There are a few avenues of approach here... If you are getting ready for a band or orchestra audition, then the most helpful thing is to go to your school's music library and ask for 2 or 3 pieces at a time to take out and read through... The more music you know, the better your chances of successful sight reading on a job or audition. As the old saying goes, "the best way to get better at sight reading is to never have to sight read!"
Now, most music librarians and band directors may be hesitant to let someone walk off with original ensemble parts to which they have no replacement... So, ask them if you might copy a page or two out of each part for practice purposes. This often keeps the library from getting into trouble regarding copyright and reproduction of complete parts. You should pull standard band pieces, marches, anything you can think of! Sit down with the parts and look them over thoroughly before you read them. Go slowly and really try to get an idea in your mind of what the piece is going to sound like. In an audition, you won't have that much time, but through practice, you will get better and faster at this initial scan of the music. Next, play the piece. Go slower than marked as needed, and don't feel like you have to play every little part. Play the big important sections. Record your initial attempt and listen back. Listen for: rhythmic accuracy, confidence, and tone quality. Remember, sight reading is not about perfection! It is about projecting confidence to your listener that you know the music you are playing reasonably well. Second, your time and ability to "stick with it" tells your listener that you have good fundamental skills, and that difficult passages won't get you rattled and cause you to implode and stop. That is undesirable as a soloist, but disastrous when you are sight reading within an ensemble.

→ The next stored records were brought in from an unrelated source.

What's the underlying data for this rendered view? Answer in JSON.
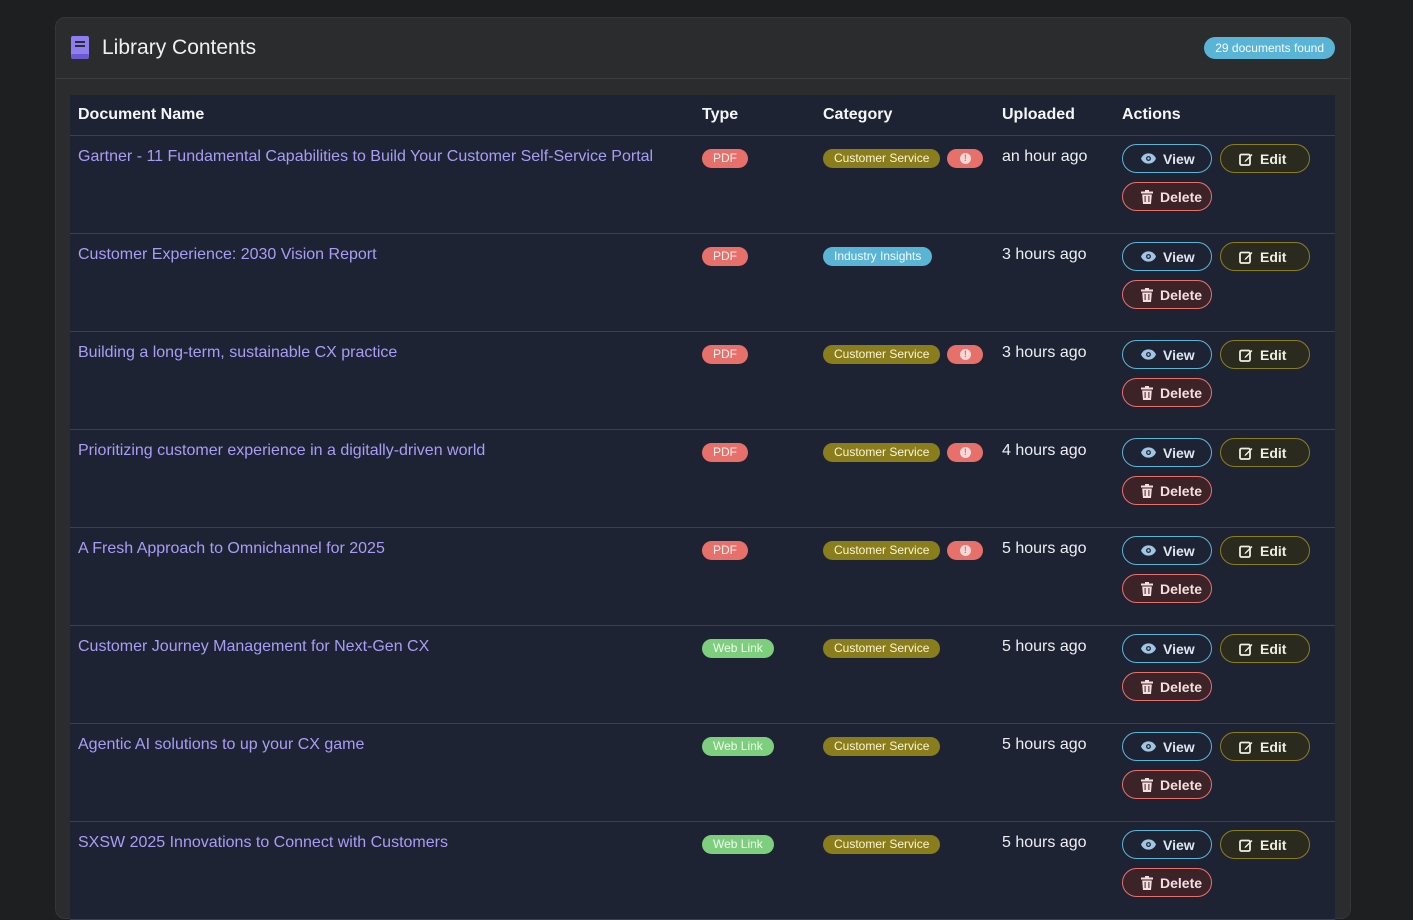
{
  "header": {
    "title": "Library Contents",
    "count_badge": "29 documents found"
  },
  "table": {
    "columns": [
      "Document Name",
      "Type",
      "Category",
      "Uploaded",
      "Actions"
    ],
    "actions": {
      "view": "View",
      "edit": "Edit",
      "delete": "Delete"
    },
    "rows": [
      {
        "name": "Gartner - 11 Fundamental Capabilities to Build Your Customer Self-Service Portal",
        "type": "PDF",
        "category": "Customer Service",
        "warning": true,
        "uploaded": "an hour ago"
      },
      {
        "name": "Customer Experience: 2030 Vision Report",
        "type": "PDF",
        "category": "Industry Insights",
        "warning": false,
        "uploaded": "3 hours ago"
      },
      {
        "name": "Building a long-term, sustainable CX practice",
        "type": "PDF",
        "category": "Customer Service",
        "warning": true,
        "uploaded": "3 hours ago"
      },
      {
        "name": "Prioritizing customer experience in a digitally-driven world",
        "type": "PDF",
        "category": "Customer Service",
        "warning": true,
        "uploaded": "4 hours ago"
      },
      {
        "name": "A Fresh Approach to Omnichannel for 2025",
        "type": "PDF",
        "category": "Customer Service",
        "warning": true,
        "uploaded": "5 hours ago"
      },
      {
        "name": "Customer Journey Management for Next-Gen CX",
        "type": "Web Link",
        "category": "Customer Service",
        "warning": false,
        "uploaded": "5 hours ago"
      },
      {
        "name": "Agentic AI solutions to up your CX game",
        "type": "Web Link",
        "category": "Customer Service",
        "warning": false,
        "uploaded": "5 hours ago"
      },
      {
        "name": "SXSW 2025 Innovations to Connect with Customers",
        "type": "Web Link",
        "category": "Customer Service",
        "warning": false,
        "uploaded": "5 hours ago"
      }
    ]
  },
  "colors": {
    "accent": "#a99cf5",
    "pdf": "#e8706b",
    "web_link": "#7dcf7d",
    "customer_service": "#8a7d1c",
    "industry_insights": "#5ab4d6"
  },
  "icons": {
    "header": "book-icon",
    "warning": "exclamation-circle-icon",
    "view": "eye-icon",
    "edit": "edit-icon",
    "delete": "trash-icon"
  }
}
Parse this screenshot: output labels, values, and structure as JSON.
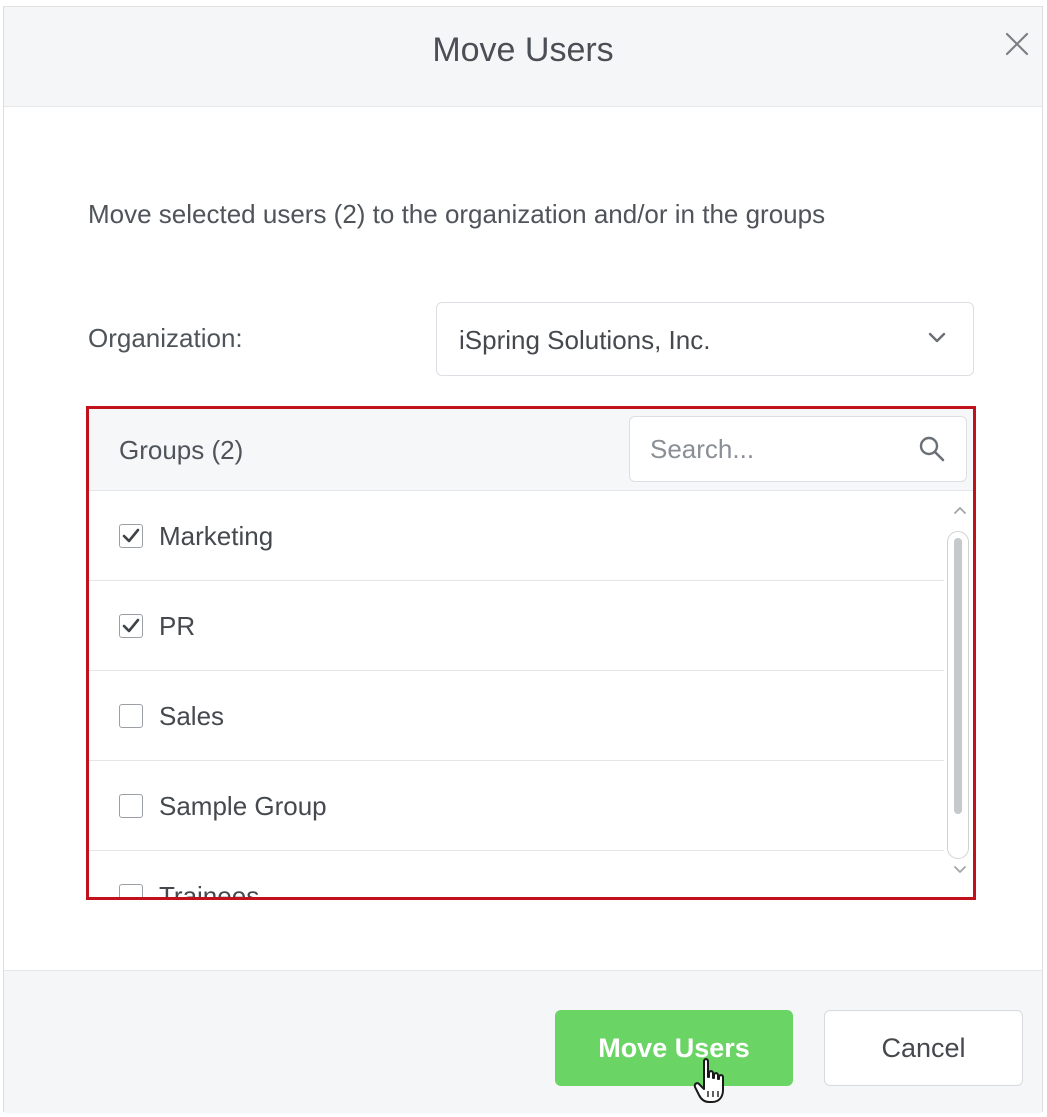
{
  "dialog": {
    "title": "Move Users",
    "close_icon": "close-icon",
    "description": "Move selected users (2) to the organization and/or in the groups"
  },
  "organization": {
    "label": "Organization:",
    "selected": "iSpring Solutions, Inc.",
    "chevron_icon": "chevron-down-icon"
  },
  "groups": {
    "title": "Groups (2)",
    "search_placeholder": "Search...",
    "search_icon": "search-icon",
    "items": [
      {
        "label": "Marketing",
        "checked": true
      },
      {
        "label": "PR",
        "checked": true
      },
      {
        "label": "Sales",
        "checked": false
      },
      {
        "label": "Sample Group",
        "checked": false
      },
      {
        "label": "Trainees",
        "checked": false
      }
    ]
  },
  "footer": {
    "primary_label": "Move Users",
    "secondary_label": "Cancel"
  },
  "colors": {
    "primary": "#6ad464",
    "highlight_border": "#c0111d",
    "header_bg": "#f5f6f7"
  }
}
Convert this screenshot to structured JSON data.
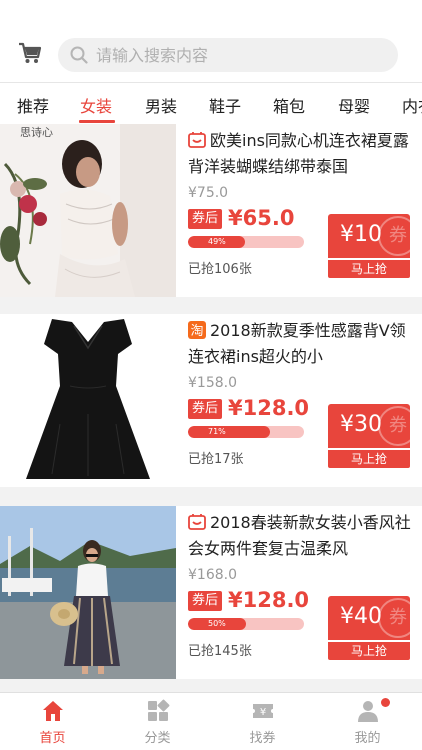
{
  "search": {
    "placeholder": "请输入搜索内容"
  },
  "tabs": [
    {
      "label": "推荐"
    },
    {
      "label": "女装",
      "active": true
    },
    {
      "label": "男装"
    },
    {
      "label": "鞋子"
    },
    {
      "label": "箱包"
    },
    {
      "label": "母婴"
    },
    {
      "label": "内衣"
    }
  ],
  "products": [
    {
      "platform": "tmall",
      "title": "欧美ins同款心机连衣裙夏露背洋装蝴蝶结绑带泰国",
      "original_price": "¥75.0",
      "coupon_tag": "券后",
      "price": "¥65.0",
      "progress_percent": 49,
      "progress_label": "49%",
      "grabbed": "已抢106张",
      "coupon_value": "¥10",
      "coupon_watermark": "券",
      "grab_button": "马上抢",
      "image_text": "思诗心"
    },
    {
      "platform": "taobao",
      "title": "2018新款夏季性感露背V领连衣裙ins超火的小",
      "original_price": "¥158.0",
      "coupon_tag": "券后",
      "price": "¥128.0",
      "progress_percent": 71,
      "progress_label": "71%",
      "grabbed": "已抢17张",
      "coupon_value": "¥30",
      "coupon_watermark": "券",
      "grab_button": "马上抢"
    },
    {
      "platform": "tmall",
      "title": "2018春装新款女装小香风社会女两件套复古温柔风",
      "original_price": "¥168.0",
      "coupon_tag": "券后",
      "price": "¥128.0",
      "progress_percent": 50,
      "progress_label": "50%",
      "grabbed": "已抢145张",
      "coupon_value": "¥40",
      "coupon_watermark": "券",
      "grab_button": "马上抢"
    }
  ],
  "bottom_nav": [
    {
      "label": "首页",
      "icon": "home-icon",
      "active": true
    },
    {
      "label": "分类",
      "icon": "category-icon"
    },
    {
      "label": "找券",
      "icon": "coupon-icon"
    },
    {
      "label": "我的",
      "icon": "profile-icon",
      "badge": true
    }
  ],
  "colors": {
    "accent": "#e8453c",
    "tab_active": "#e8453c",
    "muted": "#999999"
  }
}
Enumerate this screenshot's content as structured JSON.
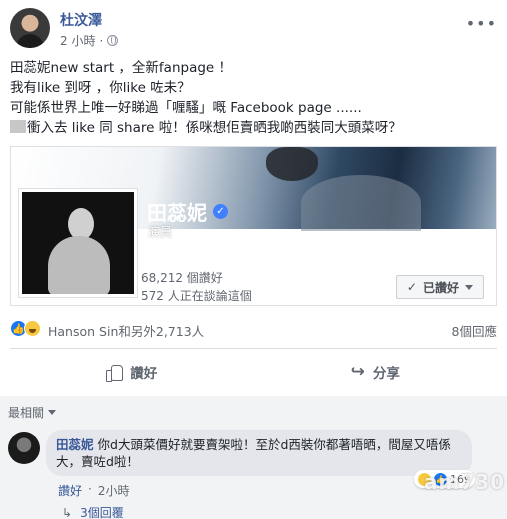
{
  "post": {
    "author": "杜汶澤",
    "time": "2 小時",
    "lines": [
      "田蕊妮new start ，全新fanpage ！",
      "我有like 到呀 ，你like 咗未？",
      "可能係世界上唯一好睇過「喱騷」嘅 Facebook page ......",
      "衝入去 like 同 share 啦！係咪想佢賣晒我啲西裝同大頭菜呀？"
    ]
  },
  "shared_page": {
    "name": "田蕊妮",
    "category": "演員",
    "likes": "68,212 個讚好",
    "talking": "572 人正在談論這個",
    "liked_button": "已讚好"
  },
  "reactions": {
    "names": "Hanson Sin和另外2,713人",
    "comments": "8個回應"
  },
  "actions": {
    "like": "讚好",
    "share": "分享"
  },
  "comments": {
    "sort_label": "最相關",
    "items": [
      {
        "author": "田蕊妮",
        "text": "你d大頭菜價好就要賣架啦！至於d西裝你都著唔晒，間屋又唔係大，賣咗d啦！",
        "reaction_count": "169",
        "like_label": "讚好",
        "time": "2小時",
        "replies": "3個回覆"
      }
    ]
  },
  "watermark": "am730",
  "colors": {
    "link": "#385898",
    "like_blue": "#1877f2",
    "comment_bg": "#f2f3f5"
  }
}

For trombonists, I can't recommend the old Andre Lafosse School of Sight Reading and Style étude books enough. There are five volumes, A through E, with E getting ridiculously hard! My teacher throughout my high school years used to plop one of those on the music stand and have me play them in lessons. The manuscript is terrible and the clef changes are frequent and non-traditional. They are a great tool to train your reading brain.
Sight reading can be an enjoyable and very rewarding part of your musical life. If you have professional aspirations, it is an extremely important part of your bag of tools. Regular practice and use of the right tools will go a long way towards preparing you to be ready for anything!